> **PROBLEM DETAILS**:
Restate all of the following data exactly, keeping any images out of the copy.

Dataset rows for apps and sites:
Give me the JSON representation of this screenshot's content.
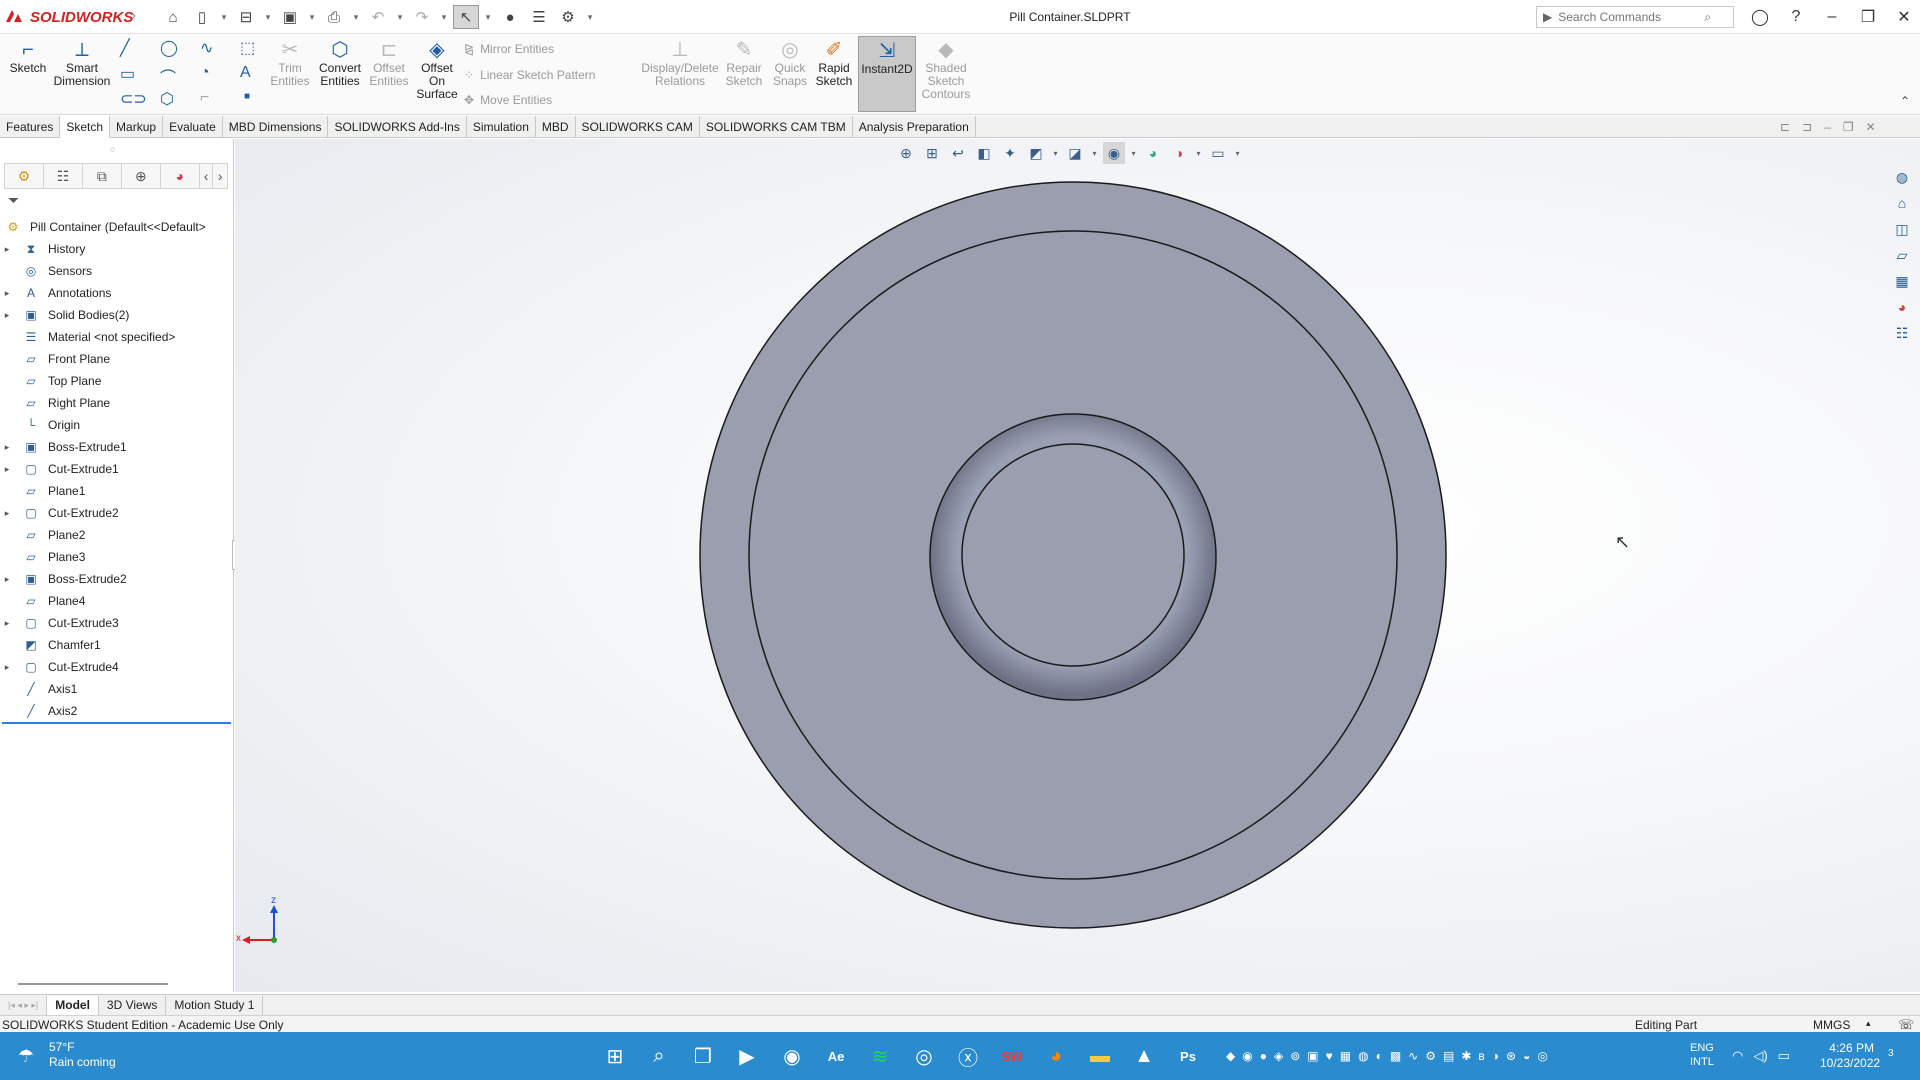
{
  "app": {
    "logo_text": "SOLIDWORKS",
    "window_title": "Pill Container.SLDPRT",
    "search_placeholder": "Search Commands"
  },
  "ribbon": {
    "sketch": "Sketch",
    "smart_dimension": "Smart Dimension",
    "trim_entities": "Trim Entities",
    "convert_entities": "Convert Entities",
    "offset_entities": "Offset Entities",
    "offset_on_surface": "Offset On Surface",
    "mirror_entities": "Mirror Entities",
    "linear_sketch_pattern": "Linear Sketch Pattern",
    "move_entities": "Move Entities",
    "display_delete_relations": "Display/Delete Relations",
    "repair_sketch": "Repair Sketch",
    "quick_snaps": "Quick Snaps",
    "rapid_sketch": "Rapid Sketch",
    "instant2d": "Instant2D",
    "shaded_sketch_contours": "Shaded Sketch Contours"
  },
  "tabs": [
    "Features",
    "Sketch",
    "Markup",
    "Evaluate",
    "MBD Dimensions",
    "SOLIDWORKS Add-Ins",
    "Simulation",
    "MBD",
    "SOLIDWORKS CAM",
    "SOLIDWORKS CAM TBM",
    "Analysis Preparation"
  ],
  "active_tab": "Sketch",
  "tree": {
    "root": "Pill Container  (Default<<Default>",
    "items": [
      {
        "label": "History",
        "expandable": true,
        "icon": "history-icon"
      },
      {
        "label": "Sensors",
        "expandable": false,
        "icon": "sensors-icon"
      },
      {
        "label": "Annotations",
        "expandable": true,
        "icon": "annotations-icon"
      },
      {
        "label": "Solid Bodies(2)",
        "expandable": true,
        "icon": "solid-bodies-icon"
      },
      {
        "label": "Material <not specified>",
        "expandable": false,
        "icon": "material-icon"
      },
      {
        "label": "Front Plane",
        "expandable": false,
        "icon": "plane-icon"
      },
      {
        "label": "Top Plane",
        "expandable": false,
        "icon": "plane-icon"
      },
      {
        "label": "Right Plane",
        "expandable": false,
        "icon": "plane-icon"
      },
      {
        "label": "Origin",
        "expandable": false,
        "icon": "origin-icon"
      },
      {
        "label": "Boss-Extrude1",
        "expandable": true,
        "icon": "boss-extrude-icon"
      },
      {
        "label": "Cut-Extrude1",
        "expandable": true,
        "icon": "cut-extrude-icon"
      },
      {
        "label": "Plane1",
        "expandable": false,
        "icon": "plane-icon"
      },
      {
        "label": "Cut-Extrude2",
        "expandable": true,
        "icon": "cut-extrude-icon"
      },
      {
        "label": "Plane2",
        "expandable": false,
        "icon": "plane-icon"
      },
      {
        "label": "Plane3",
        "expandable": false,
        "icon": "plane-icon"
      },
      {
        "label": "Boss-Extrude2",
        "expandable": true,
        "icon": "boss-extrude-icon"
      },
      {
        "label": "Plane4",
        "expandable": false,
        "icon": "plane-icon"
      },
      {
        "label": "Cut-Extrude3",
        "expandable": true,
        "icon": "cut-extrude-icon"
      },
      {
        "label": "Chamfer1",
        "expandable": false,
        "icon": "chamfer-icon"
      },
      {
        "label": "Cut-Extrude4",
        "expandable": true,
        "icon": "cut-extrude-icon"
      },
      {
        "label": "Axis1",
        "expandable": false,
        "icon": "axis-icon"
      },
      {
        "label": "Axis2",
        "expandable": false,
        "icon": "axis-icon"
      }
    ]
  },
  "bottom_tabs": [
    "Model",
    "3D Views",
    "Motion Study 1"
  ],
  "status": {
    "left": "SOLIDWORKS Student Edition - Academic Use Only",
    "editing": "Editing Part",
    "units": "MMGS"
  },
  "triad": {
    "z": "z",
    "x": "x"
  },
  "taskbar": {
    "weather_temp": "57°F",
    "weather_desc": "Rain coming",
    "lang_1": "ENG",
    "lang_2": "INTL",
    "time": "4:26 PM",
    "date": "10/23/2022",
    "notif_count": "3"
  },
  "colors": {
    "part": "#9a9dad",
    "accent": "#1f5fa6",
    "taskbar": "#2a8ccf"
  }
}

> **REPLY**:
Give me the JSON representation of this screenshot's content.
{
  "app": {
    "logo_text": "SOLIDWORKS",
    "window_title": "Pill Container.SLDPRT",
    "search_placeholder": "Search Commands"
  },
  "ribbon": {
    "sketch": "Sketch",
    "smart_dimension": "Smart Dimension",
    "trim_entities": "Trim Entities",
    "convert_entities": "Convert Entities",
    "offset_entities": "Offset Entities",
    "offset_on_surface": "Offset On Surface",
    "mirror_entities": "Mirror Entities",
    "linear_sketch_pattern": "Linear Sketch Pattern",
    "move_entities": "Move Entities",
    "display_delete_relations": "Display/Delete Relations",
    "repair_sketch": "Repair Sketch",
    "quick_snaps": "Quick Snaps",
    "rapid_sketch": "Rapid Sketch",
    "instant2d": "Instant2D",
    "shaded_sketch_contours": "Shaded Sketch Contours"
  },
  "tabs": [
    "Features",
    "Sketch",
    "Markup",
    "Evaluate",
    "MBD Dimensions",
    "SOLIDWORKS Add-Ins",
    "Simulation",
    "MBD",
    "SOLIDWORKS CAM",
    "SOLIDWORKS CAM TBM",
    "Analysis Preparation"
  ],
  "active_tab": "Sketch",
  "tree": {
    "root": "Pill Container  (Default<<Default>",
    "items": [
      {
        "label": "History",
        "expandable": true,
        "icon": "history-icon"
      },
      {
        "label": "Sensors",
        "expandable": false,
        "icon": "sensors-icon"
      },
      {
        "label": "Annotations",
        "expandable": true,
        "icon": "annotations-icon"
      },
      {
        "label": "Solid Bodies(2)",
        "expandable": true,
        "icon": "solid-bodies-icon"
      },
      {
        "label": "Material <not specified>",
        "expandable": false,
        "icon": "material-icon"
      },
      {
        "label": "Front Plane",
        "expandable": false,
        "icon": "plane-icon"
      },
      {
        "label": "Top Plane",
        "expandable": false,
        "icon": "plane-icon"
      },
      {
        "label": "Right Plane",
        "expandable": false,
        "icon": "plane-icon"
      },
      {
        "label": "Origin",
        "expandable": false,
        "icon": "origin-icon"
      },
      {
        "label": "Boss-Extrude1",
        "expandable": true,
        "icon": "boss-extrude-icon"
      },
      {
        "label": "Cut-Extrude1",
        "expandable": true,
        "icon": "cut-extrude-icon"
      },
      {
        "label": "Plane1",
        "expandable": false,
        "icon": "plane-icon"
      },
      {
        "label": "Cut-Extrude2",
        "expandable": true,
        "icon": "cut-extrude-icon"
      },
      {
        "label": "Plane2",
        "expandable": false,
        "icon": "plane-icon"
      },
      {
        "label": "Plane3",
        "expandable": false,
        "icon": "plane-icon"
      },
      {
        "label": "Boss-Extrude2",
        "expandable": true,
        "icon": "boss-extrude-icon"
      },
      {
        "label": "Plane4",
        "expandable": false,
        "icon": "plane-icon"
      },
      {
        "label": "Cut-Extrude3",
        "expandable": true,
        "icon": "cut-extrude-icon"
      },
      {
        "label": "Chamfer1",
        "expandable": false,
        "icon": "chamfer-icon"
      },
      {
        "label": "Cut-Extrude4",
        "expandable": true,
        "icon": "cut-extrude-icon"
      },
      {
        "label": "Axis1",
        "expandable": false,
        "icon": "axis-icon"
      },
      {
        "label": "Axis2",
        "expandable": false,
        "icon": "axis-icon"
      }
    ]
  },
  "bottom_tabs": [
    "Model",
    "3D Views",
    "Motion Study 1"
  ],
  "status": {
    "left": "SOLIDWORKS Student Edition - Academic Use Only",
    "editing": "Editing Part",
    "units": "MMGS"
  },
  "triad": {
    "z": "z",
    "x": "x"
  },
  "taskbar": {
    "weather_temp": "57°F",
    "weather_desc": "Rain coming",
    "lang_1": "ENG",
    "lang_2": "INTL",
    "time": "4:26 PM",
    "date": "10/23/2022",
    "notif_count": "3"
  },
  "colors": {
    "part": "#9a9dad",
    "accent": "#1f5fa6",
    "taskbar": "#2a8ccf"
  }
}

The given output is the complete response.